Avisail Garcia is back from his lengthy DL stay just in time to prove he's a part of White Sox long-term future

For the first time in two months, Avisail Garcia is back in the White Sox lineup.

Garcia’s return from his lengthy stay on the disabled list was a refreshing sight for a team that came into the season believing he’d be one of its biggest bats. After all, Garcia was excellent in 2017, an All-Star campaign for him that saw him with some of the best hitting statistics in the American League.

But even with those good numbers, there were plenty of questions about where Garcia stood in the rebuilding White Sox long-term future. After a long wait for that breakout season, was it going to be the new normal or a one-hit wonder? He’s got just two more seasons of team control left, and there are a ton of outfield prospects developing behind him in the minor leagues.

His admittedly slow start this year didn’t help clarify anything: He returned to action with a .233/.250/.315 slash line, a far cry from the .330/.380/.506 line he finished with last season.

So now he’s back, and the “prove it” season resumes. He’s got time left to show the White Sox he can fend off challenges from the likes of Eloy Jimenez, Luis Robert, Blake Rutherford, Luis Alexander Basabe, Micker Adolfo and all the rest. Getting back on the field is the first step in doing that.

“Be healthy and play hard like I’ve been playing all my career,” Garcia said Friday. “Just trying stay healthy, do my routine and do my best to help my team win.

“My knee is good. My hamstring is good. I have no pain in my body right now. I feel great, great and focused and trying to compete every single day.”

The injury — injuries, it turns out — certainly didn’t help. After the hamstring strain he suffered turned out to be a tad more significant than originally believed, he suffered a separate knee injury during his recovery that kept him on the shelf a while longer.

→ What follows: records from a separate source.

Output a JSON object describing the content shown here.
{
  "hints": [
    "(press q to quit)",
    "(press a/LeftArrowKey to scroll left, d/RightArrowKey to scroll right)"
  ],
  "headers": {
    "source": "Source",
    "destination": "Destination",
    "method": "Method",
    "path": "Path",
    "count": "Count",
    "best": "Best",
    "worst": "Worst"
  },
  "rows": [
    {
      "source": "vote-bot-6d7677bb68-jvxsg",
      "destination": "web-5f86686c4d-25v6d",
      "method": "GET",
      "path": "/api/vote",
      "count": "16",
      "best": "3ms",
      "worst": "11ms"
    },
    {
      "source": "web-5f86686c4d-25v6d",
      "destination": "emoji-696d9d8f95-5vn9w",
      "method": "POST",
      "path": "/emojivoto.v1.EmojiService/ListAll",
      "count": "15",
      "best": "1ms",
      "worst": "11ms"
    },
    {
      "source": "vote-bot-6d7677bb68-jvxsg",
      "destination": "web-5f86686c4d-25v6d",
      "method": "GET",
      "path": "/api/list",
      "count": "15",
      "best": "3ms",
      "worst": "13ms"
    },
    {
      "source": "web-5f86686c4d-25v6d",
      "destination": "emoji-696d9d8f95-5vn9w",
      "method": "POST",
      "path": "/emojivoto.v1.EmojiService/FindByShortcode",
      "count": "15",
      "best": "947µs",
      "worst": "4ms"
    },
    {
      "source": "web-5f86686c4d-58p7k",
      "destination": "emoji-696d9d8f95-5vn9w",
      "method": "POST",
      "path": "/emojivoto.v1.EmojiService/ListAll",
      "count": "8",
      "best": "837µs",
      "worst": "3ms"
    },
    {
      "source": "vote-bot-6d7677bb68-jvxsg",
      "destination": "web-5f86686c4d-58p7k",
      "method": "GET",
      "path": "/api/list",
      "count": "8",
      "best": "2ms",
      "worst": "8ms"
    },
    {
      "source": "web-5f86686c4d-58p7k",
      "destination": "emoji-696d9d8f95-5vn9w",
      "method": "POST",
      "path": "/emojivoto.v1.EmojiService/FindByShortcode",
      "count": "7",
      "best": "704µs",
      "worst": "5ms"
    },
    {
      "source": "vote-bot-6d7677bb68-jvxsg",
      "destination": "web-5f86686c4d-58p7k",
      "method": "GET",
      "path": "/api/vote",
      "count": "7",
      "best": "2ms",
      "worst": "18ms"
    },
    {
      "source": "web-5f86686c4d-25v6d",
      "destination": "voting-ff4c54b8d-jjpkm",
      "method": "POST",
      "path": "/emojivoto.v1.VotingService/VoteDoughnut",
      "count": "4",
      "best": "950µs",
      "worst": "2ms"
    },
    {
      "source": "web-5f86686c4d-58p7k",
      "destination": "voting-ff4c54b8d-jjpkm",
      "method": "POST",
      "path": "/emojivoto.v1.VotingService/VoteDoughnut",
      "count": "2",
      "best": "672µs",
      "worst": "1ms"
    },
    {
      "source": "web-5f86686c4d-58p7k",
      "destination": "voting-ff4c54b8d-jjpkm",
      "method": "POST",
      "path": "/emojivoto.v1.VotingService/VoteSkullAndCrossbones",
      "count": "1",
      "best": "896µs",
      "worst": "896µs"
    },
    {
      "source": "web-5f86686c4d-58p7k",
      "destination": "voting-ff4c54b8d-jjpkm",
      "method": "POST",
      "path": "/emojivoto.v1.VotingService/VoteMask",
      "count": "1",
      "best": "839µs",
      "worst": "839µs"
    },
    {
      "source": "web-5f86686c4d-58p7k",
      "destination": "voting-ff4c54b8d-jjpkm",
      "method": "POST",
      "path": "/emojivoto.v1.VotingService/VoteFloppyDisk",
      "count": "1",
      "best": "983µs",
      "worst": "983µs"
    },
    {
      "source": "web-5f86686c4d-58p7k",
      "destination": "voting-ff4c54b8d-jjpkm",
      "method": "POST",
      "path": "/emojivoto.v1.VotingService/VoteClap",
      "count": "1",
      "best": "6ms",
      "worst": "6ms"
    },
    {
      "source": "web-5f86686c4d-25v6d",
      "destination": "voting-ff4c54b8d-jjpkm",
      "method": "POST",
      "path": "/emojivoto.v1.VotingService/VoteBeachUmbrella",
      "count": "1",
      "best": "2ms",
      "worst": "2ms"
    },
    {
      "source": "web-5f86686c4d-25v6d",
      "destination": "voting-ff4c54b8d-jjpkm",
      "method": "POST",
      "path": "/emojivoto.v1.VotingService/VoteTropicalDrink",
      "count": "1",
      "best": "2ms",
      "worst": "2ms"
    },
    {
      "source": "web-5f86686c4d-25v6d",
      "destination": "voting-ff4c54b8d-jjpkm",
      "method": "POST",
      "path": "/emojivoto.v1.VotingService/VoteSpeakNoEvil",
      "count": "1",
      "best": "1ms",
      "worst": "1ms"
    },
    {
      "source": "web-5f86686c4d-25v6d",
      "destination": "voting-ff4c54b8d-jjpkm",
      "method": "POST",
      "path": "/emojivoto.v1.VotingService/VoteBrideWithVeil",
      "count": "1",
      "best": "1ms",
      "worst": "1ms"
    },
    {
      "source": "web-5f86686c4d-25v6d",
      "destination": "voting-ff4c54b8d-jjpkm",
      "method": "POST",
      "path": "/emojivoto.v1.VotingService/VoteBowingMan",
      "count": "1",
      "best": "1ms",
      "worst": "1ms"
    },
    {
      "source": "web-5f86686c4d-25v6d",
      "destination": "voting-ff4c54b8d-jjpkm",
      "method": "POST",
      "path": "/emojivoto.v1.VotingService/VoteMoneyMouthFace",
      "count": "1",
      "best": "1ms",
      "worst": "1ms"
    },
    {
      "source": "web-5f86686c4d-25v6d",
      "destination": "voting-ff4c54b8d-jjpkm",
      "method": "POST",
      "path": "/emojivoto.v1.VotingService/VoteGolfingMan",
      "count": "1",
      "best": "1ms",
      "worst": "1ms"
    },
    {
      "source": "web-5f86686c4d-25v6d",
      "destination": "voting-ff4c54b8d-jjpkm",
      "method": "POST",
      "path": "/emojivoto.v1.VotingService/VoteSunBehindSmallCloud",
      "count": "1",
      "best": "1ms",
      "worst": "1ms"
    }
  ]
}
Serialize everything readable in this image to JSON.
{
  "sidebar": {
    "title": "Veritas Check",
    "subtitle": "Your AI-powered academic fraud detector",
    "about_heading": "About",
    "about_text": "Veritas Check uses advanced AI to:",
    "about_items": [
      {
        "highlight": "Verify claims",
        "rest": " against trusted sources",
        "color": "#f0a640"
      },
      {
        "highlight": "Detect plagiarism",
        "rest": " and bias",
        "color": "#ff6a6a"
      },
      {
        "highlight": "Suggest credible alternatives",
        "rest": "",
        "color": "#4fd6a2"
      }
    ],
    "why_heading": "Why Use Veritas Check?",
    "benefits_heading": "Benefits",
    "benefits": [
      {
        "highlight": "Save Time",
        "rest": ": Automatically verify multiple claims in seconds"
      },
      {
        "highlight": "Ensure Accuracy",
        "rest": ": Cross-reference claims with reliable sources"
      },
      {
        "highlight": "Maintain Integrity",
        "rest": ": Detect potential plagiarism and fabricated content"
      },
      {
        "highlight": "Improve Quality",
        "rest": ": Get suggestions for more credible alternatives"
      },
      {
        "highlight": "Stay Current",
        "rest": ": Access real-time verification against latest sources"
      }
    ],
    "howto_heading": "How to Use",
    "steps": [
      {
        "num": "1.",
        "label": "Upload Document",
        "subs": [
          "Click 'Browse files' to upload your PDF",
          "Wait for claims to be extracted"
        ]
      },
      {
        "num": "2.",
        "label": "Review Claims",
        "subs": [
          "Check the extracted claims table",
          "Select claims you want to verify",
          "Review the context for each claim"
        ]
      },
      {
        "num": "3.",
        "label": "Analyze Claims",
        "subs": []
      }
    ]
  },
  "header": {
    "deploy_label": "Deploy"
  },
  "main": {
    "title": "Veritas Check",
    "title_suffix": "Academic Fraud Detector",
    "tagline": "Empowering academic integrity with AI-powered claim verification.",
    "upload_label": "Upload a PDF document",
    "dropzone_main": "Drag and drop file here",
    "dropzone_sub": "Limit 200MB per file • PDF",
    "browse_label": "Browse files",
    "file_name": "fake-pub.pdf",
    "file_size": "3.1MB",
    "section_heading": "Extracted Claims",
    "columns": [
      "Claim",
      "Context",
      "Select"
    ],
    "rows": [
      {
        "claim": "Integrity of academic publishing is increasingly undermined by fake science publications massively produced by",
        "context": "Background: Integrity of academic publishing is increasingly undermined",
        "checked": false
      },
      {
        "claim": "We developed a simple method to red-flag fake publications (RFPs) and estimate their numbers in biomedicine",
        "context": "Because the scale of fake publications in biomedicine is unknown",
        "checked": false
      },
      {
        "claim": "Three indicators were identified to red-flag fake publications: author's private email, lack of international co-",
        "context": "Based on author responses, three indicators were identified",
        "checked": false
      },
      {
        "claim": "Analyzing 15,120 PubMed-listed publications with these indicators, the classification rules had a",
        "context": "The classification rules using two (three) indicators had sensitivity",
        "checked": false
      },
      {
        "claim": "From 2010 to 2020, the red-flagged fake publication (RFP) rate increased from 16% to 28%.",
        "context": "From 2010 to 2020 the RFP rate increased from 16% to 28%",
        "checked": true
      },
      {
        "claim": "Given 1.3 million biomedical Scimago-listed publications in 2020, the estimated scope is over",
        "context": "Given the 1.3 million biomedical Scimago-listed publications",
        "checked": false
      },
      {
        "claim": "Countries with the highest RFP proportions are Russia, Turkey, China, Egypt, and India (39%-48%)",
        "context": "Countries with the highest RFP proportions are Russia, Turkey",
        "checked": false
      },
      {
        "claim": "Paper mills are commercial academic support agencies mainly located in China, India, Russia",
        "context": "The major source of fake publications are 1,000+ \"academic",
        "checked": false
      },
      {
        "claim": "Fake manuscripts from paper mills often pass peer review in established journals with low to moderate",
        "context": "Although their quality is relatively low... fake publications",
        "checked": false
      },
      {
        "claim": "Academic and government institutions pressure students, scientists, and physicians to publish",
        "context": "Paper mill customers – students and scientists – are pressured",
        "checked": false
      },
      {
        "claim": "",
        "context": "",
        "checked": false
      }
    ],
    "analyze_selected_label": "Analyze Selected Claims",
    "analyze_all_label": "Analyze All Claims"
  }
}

But Garcia showed that maybe his bat is ready to come back to life during his rehab at Triple-A Charlotte. He slashed an eye-popping .360/.429/.840 with three home runs, three doubles and nine RBIs in just seven games.

No one’s expecting that kind of production now that he’s back at the major league level. But plenty of fans and observers are expecting a lot who is still young enough to warrant consideration for a spot on the White Sox next contending team. He’s got the advantage of already playing at the big league level to show off for all the decision makers.

But there’s no doubt that it’s a stacked group behind him. Jimenez, the third-ranked prospect in baseball, was just promoted to Triple-A. A trio of high-performing outfielders — Basabe, Alex Call and Joel Booker — just got bumped up to Double-A. And perhaps the most exciting group of all — Robert, Rutherford, Adolfo and Luis Gonzalez — are all playing together at Class A Winston-Salem.

That’s an awful lot of young, inexpensive depth to contend with in the discussion for how the White Sox should align their outfield of the future. But Garcia can still stay in that discussion by doing one thing: hitting. His quest to turn his season around starts now.